→ WHAT THE TASK REQUIRES
Reproduce every record exactly as it appears, but not the pictures.

**********

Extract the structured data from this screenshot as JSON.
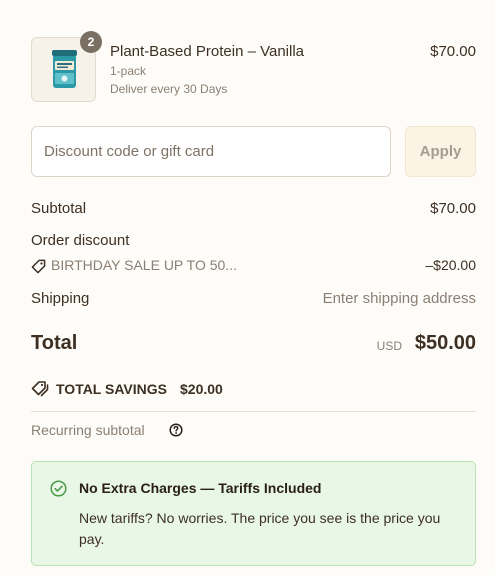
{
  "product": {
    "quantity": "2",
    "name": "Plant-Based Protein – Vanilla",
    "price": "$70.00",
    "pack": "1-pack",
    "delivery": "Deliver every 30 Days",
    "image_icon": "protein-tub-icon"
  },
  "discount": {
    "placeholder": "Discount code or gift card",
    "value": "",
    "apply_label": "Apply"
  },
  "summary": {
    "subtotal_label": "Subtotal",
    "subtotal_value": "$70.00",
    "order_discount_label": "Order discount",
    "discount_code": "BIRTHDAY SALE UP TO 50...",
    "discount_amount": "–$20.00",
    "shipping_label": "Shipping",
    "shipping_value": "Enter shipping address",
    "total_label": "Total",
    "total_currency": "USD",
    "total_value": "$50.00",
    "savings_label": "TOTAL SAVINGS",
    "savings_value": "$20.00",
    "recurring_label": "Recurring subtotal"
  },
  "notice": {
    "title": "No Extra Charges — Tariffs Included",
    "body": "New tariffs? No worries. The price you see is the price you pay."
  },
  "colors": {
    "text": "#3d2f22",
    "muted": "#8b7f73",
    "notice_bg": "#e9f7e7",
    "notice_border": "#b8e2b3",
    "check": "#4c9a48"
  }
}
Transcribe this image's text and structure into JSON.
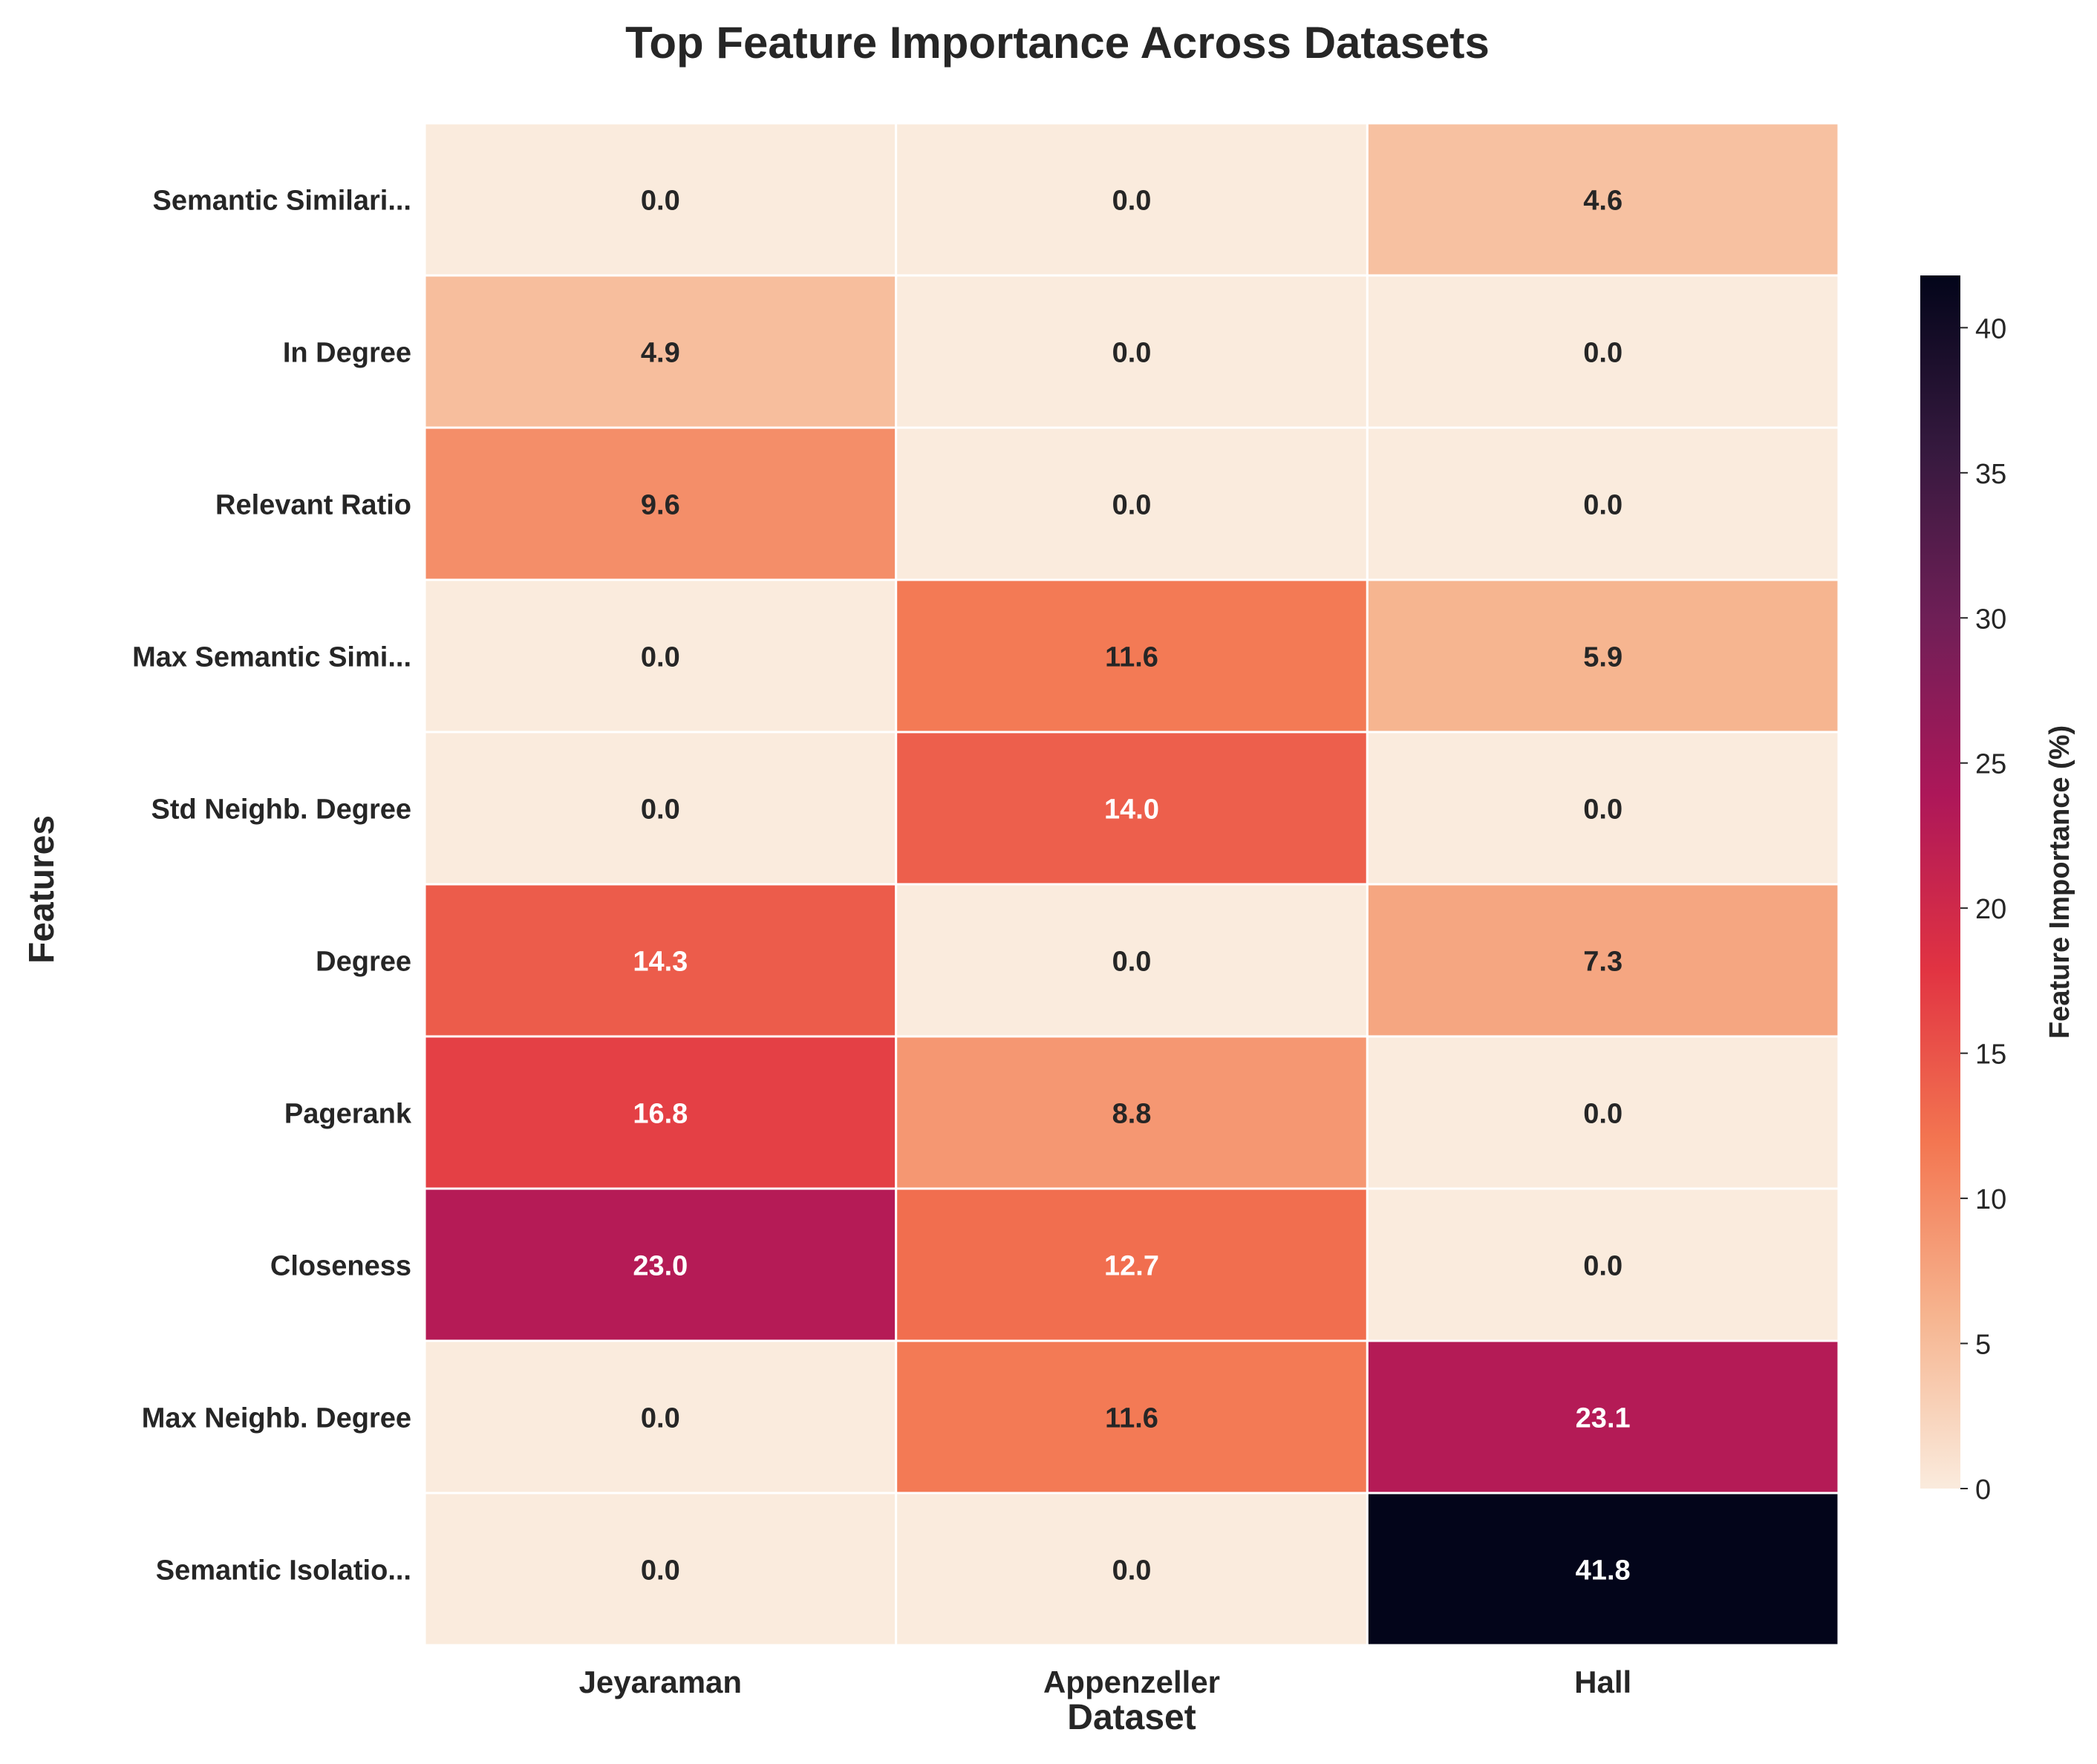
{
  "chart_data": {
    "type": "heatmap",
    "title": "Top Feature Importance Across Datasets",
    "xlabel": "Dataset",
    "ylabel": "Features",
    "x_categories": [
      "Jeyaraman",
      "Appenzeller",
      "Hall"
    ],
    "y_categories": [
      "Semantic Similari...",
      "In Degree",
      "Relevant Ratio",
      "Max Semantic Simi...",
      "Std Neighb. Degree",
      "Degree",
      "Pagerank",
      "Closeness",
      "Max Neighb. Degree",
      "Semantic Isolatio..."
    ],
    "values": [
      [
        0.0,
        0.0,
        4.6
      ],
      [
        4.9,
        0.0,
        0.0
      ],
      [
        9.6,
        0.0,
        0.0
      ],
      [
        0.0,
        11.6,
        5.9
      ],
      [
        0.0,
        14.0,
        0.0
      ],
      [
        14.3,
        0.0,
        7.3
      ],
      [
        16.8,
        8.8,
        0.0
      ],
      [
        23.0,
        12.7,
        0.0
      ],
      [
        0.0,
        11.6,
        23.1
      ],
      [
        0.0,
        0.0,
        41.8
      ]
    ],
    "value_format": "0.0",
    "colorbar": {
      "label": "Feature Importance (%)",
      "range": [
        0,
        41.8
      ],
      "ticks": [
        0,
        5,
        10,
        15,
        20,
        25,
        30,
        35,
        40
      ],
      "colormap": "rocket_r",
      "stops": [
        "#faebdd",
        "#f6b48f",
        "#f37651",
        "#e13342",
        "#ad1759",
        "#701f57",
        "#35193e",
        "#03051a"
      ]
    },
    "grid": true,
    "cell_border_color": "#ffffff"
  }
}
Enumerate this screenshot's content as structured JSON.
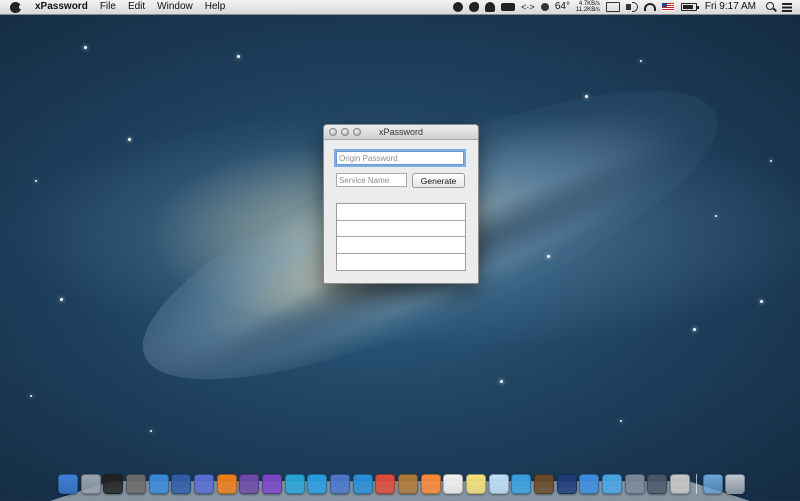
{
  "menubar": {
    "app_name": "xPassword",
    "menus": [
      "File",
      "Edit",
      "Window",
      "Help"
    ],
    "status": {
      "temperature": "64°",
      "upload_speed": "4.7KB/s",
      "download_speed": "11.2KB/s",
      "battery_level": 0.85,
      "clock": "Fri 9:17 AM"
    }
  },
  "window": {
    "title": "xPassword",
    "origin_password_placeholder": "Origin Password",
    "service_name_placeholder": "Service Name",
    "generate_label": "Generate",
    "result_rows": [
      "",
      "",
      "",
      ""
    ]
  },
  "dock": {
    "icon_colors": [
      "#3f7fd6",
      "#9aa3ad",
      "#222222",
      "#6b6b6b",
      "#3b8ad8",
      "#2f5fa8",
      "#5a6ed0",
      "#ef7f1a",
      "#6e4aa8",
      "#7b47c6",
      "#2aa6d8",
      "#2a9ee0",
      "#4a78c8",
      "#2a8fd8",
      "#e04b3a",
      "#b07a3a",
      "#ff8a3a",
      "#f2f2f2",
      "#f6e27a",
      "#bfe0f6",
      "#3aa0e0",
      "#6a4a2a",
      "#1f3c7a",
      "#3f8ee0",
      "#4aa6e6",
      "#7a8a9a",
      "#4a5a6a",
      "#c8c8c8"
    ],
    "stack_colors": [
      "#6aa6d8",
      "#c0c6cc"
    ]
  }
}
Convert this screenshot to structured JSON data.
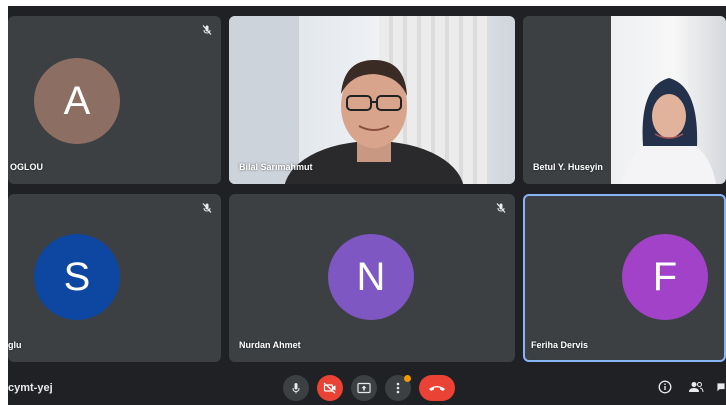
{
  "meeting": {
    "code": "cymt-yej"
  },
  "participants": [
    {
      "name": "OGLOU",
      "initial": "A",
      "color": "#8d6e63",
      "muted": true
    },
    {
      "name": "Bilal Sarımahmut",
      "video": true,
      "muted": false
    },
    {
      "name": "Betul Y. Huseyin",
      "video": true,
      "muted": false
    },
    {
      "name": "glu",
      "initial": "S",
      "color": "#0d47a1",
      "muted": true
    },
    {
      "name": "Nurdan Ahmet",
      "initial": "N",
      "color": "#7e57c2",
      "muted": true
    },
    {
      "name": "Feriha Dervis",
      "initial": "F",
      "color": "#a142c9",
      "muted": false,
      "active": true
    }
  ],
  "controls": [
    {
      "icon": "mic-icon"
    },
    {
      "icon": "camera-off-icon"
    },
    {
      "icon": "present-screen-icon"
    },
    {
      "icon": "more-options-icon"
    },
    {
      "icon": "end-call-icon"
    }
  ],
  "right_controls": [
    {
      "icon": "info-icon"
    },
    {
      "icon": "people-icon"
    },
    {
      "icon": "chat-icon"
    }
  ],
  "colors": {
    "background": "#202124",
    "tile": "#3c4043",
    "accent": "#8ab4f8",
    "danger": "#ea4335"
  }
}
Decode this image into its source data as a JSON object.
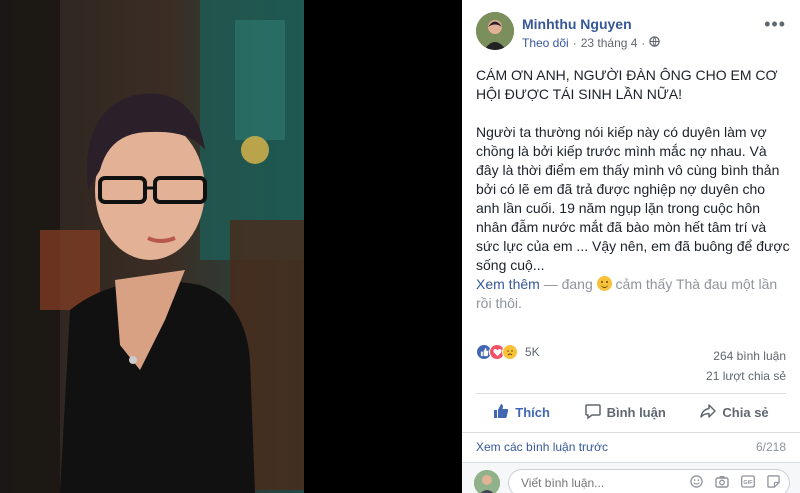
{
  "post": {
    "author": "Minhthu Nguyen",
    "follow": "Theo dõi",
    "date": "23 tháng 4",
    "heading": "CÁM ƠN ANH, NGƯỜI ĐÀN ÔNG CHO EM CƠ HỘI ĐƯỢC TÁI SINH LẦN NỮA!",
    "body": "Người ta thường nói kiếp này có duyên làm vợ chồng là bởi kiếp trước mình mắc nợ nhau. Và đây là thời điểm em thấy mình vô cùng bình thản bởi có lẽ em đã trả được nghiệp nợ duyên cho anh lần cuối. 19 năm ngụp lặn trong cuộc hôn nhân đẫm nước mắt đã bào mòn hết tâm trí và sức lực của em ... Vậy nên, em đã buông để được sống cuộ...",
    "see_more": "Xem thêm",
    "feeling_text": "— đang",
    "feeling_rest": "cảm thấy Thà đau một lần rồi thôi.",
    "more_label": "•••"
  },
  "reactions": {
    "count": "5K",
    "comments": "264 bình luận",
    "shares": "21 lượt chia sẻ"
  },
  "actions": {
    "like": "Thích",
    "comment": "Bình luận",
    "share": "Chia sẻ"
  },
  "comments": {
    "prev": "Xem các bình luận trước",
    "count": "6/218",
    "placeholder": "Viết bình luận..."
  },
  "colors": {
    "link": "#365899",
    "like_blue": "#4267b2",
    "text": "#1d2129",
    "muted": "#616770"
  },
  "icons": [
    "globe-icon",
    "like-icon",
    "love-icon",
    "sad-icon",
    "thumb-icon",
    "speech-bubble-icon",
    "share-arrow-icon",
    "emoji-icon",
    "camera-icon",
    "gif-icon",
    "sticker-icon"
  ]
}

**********

→ WORKED SOLUTION
Extract the structured data from this screenshot as JSON.
{
  "product": {
    "quantity": "2",
    "name": "Plant-Based Protein – Vanilla",
    "price": "$70.00",
    "pack": "1-pack",
    "delivery": "Deliver every 30 Days",
    "image_icon": "protein-tub-icon"
  },
  "discount": {
    "placeholder": "Discount code or gift card",
    "value": "",
    "apply_label": "Apply"
  },
  "summary": {
    "subtotal_label": "Subtotal",
    "subtotal_value": "$70.00",
    "order_discount_label": "Order discount",
    "discount_code": "BIRTHDAY SALE UP TO 50...",
    "discount_amount": "–$20.00",
    "shipping_label": "Shipping",
    "shipping_value": "Enter shipping address",
    "total_label": "Total",
    "total_currency": "USD",
    "total_value": "$50.00",
    "savings_label": "TOTAL SAVINGS",
    "savings_value": "$20.00",
    "recurring_label": "Recurring subtotal"
  },
  "notice": {
    "title": "No Extra Charges — Tariffs Included",
    "body": "New tariffs? No worries. The price you see is the price you pay."
  },
  "colors": {
    "text": "#3d2f22",
    "muted": "#8b7f73",
    "notice_bg": "#e9f7e7",
    "notice_border": "#b8e2b3",
    "check": "#4c9a48"
  }
}
Transcribe this image's text and structure into JSON.
{
  "chart_data": {
    "type": "heatmap",
    "title": "Top Feature Importance Across Datasets",
    "xlabel": "Dataset",
    "ylabel": "Features",
    "x_categories": [
      "Jeyaraman",
      "Appenzeller",
      "Hall"
    ],
    "y_categories": [
      "Semantic Similari...",
      "In Degree",
      "Relevant Ratio",
      "Max Semantic Simi...",
      "Std Neighb. Degree",
      "Degree",
      "Pagerank",
      "Closeness",
      "Max Neighb. Degree",
      "Semantic Isolatio..."
    ],
    "values": [
      [
        0.0,
        0.0,
        4.6
      ],
      [
        4.9,
        0.0,
        0.0
      ],
      [
        9.6,
        0.0,
        0.0
      ],
      [
        0.0,
        11.6,
        5.9
      ],
      [
        0.0,
        14.0,
        0.0
      ],
      [
        14.3,
        0.0,
        7.3
      ],
      [
        16.8,
        8.8,
        0.0
      ],
      [
        23.0,
        12.7,
        0.0
      ],
      [
        0.0,
        11.6,
        23.1
      ],
      [
        0.0,
        0.0,
        41.8
      ]
    ],
    "value_format": "0.0",
    "colorbar": {
      "label": "Feature Importance (%)",
      "range": [
        0,
        41.8
      ],
      "ticks": [
        0,
        5,
        10,
        15,
        20,
        25,
        30,
        35,
        40
      ],
      "colormap": "rocket_r",
      "stops": [
        "#faebdd",
        "#f6b48f",
        "#f37651",
        "#e13342",
        "#ad1759",
        "#701f57",
        "#35193e",
        "#03051a"
      ]
    },
    "grid": true,
    "cell_border_color": "#ffffff"
  }
}
Enumerate this screenshot's content as structured JSON.
{
  "menubar": {
    "app_name": "xPassword",
    "menus": [
      "File",
      "Edit",
      "Window",
      "Help"
    ],
    "status": {
      "temperature": "64°",
      "upload_speed": "4.7KB/s",
      "download_speed": "11.2KB/s",
      "battery_level": 0.85,
      "clock": "Fri 9:17 AM"
    }
  },
  "window": {
    "title": "xPassword",
    "origin_password_placeholder": "Origin Password",
    "service_name_placeholder": "Service Name",
    "generate_label": "Generate",
    "result_rows": [
      "",
      "",
      "",
      ""
    ]
  },
  "dock": {
    "icon_colors": [
      "#3f7fd6",
      "#9aa3ad",
      "#222222",
      "#6b6b6b",
      "#3b8ad8",
      "#2f5fa8",
      "#5a6ed0",
      "#ef7f1a",
      "#6e4aa8",
      "#7b47c6",
      "#2aa6d8",
      "#2a9ee0",
      "#4a78c8",
      "#2a8fd8",
      "#e04b3a",
      "#b07a3a",
      "#ff8a3a",
      "#f2f2f2",
      "#f6e27a",
      "#bfe0f6",
      "#3aa0e0",
      "#6a4a2a",
      "#1f3c7a",
      "#3f8ee0",
      "#4aa6e6",
      "#7a8a9a",
      "#4a5a6a",
      "#c8c8c8"
    ],
    "stack_colors": [
      "#6aa6d8",
      "#c0c6cc"
    ]
  }
}
Convert this screenshot to structured JSON data.
{
  "meeting": {
    "code": "cymt-yej"
  },
  "participants": [
    {
      "name": "OGLOU",
      "initial": "A",
      "color": "#8d6e63",
      "muted": true
    },
    {
      "name": "Bilal Sarımahmut",
      "video": true,
      "muted": false
    },
    {
      "name": "Betul Y. Huseyin",
      "video": true,
      "muted": false
    },
    {
      "name": "glu",
      "initial": "S",
      "color": "#0d47a1",
      "muted": true
    },
    {
      "name": "Nurdan Ahmet",
      "initial": "N",
      "color": "#7e57c2",
      "muted": true
    },
    {
      "name": "Feriha Dervis",
      "initial": "F",
      "color": "#a142c9",
      "muted": false,
      "active": true
    }
  ],
  "controls": [
    {
      "icon": "mic-icon"
    },
    {
      "icon": "camera-off-icon"
    },
    {
      "icon": "present-screen-icon"
    },
    {
      "icon": "more-options-icon"
    },
    {
      "icon": "end-call-icon"
    }
  ],
  "right_controls": [
    {
      "icon": "info-icon"
    },
    {
      "icon": "people-icon"
    },
    {
      "icon": "chat-icon"
    }
  ],
  "colors": {
    "background": "#202124",
    "tile": "#3c4043",
    "accent": "#8ab4f8",
    "danger": "#ea4335"
  }
}
Decode this image into its source data as a JSON object.
{
  "post": {
    "author": "Minhthu Nguyen",
    "follow": "Theo dõi",
    "date": "23 tháng 4",
    "heading": "CÁM ƠN ANH, NGƯỜI ĐÀN ÔNG CHO EM CƠ HỘI ĐƯỢC TÁI SINH LẦN NỮA!",
    "body": "Người ta thường nói kiếp này có duyên làm vợ chồng là bởi kiếp trước mình mắc nợ nhau. Và đây là thời điểm em thấy mình vô cùng bình thản bởi có lẽ em đã trả được nghiệp nợ duyên cho anh lần cuối. 19 năm ngụp lặn trong cuộc hôn nhân đẫm nước mắt đã bào mòn hết tâm trí và sức lực của em ... Vậy nên, em đã buông để được sống cuộ...",
    "see_more": "Xem thêm",
    "feeling_text": "— đang",
    "feeling_rest": "cảm thấy Thà đau một lần rồi thôi.",
    "more_label": "•••"
  },
  "reactions": {
    "count": "5K",
    "comments": "264 bình luận",
    "shares": "21 lượt chia sẻ"
  },
  "actions": {
    "like": "Thích",
    "comment": "Bình luận",
    "share": "Chia sẻ"
  },
  "comments": {
    "prev": "Xem các bình luận trước",
    "count": "6/218",
    "placeholder": "Viết bình luận..."
  },
  "colors": {
    "link": "#365899",
    "like_blue": "#4267b2",
    "text": "#1d2129",
    "muted": "#616770"
  },
  "icons": [
    "globe-icon",
    "like-icon",
    "love-icon",
    "sad-icon",
    "thumb-icon",
    "speech-bubble-icon",
    "share-arrow-icon",
    "emoji-icon",
    "camera-icon",
    "gif-icon",
    "sticker-icon"
  ]
}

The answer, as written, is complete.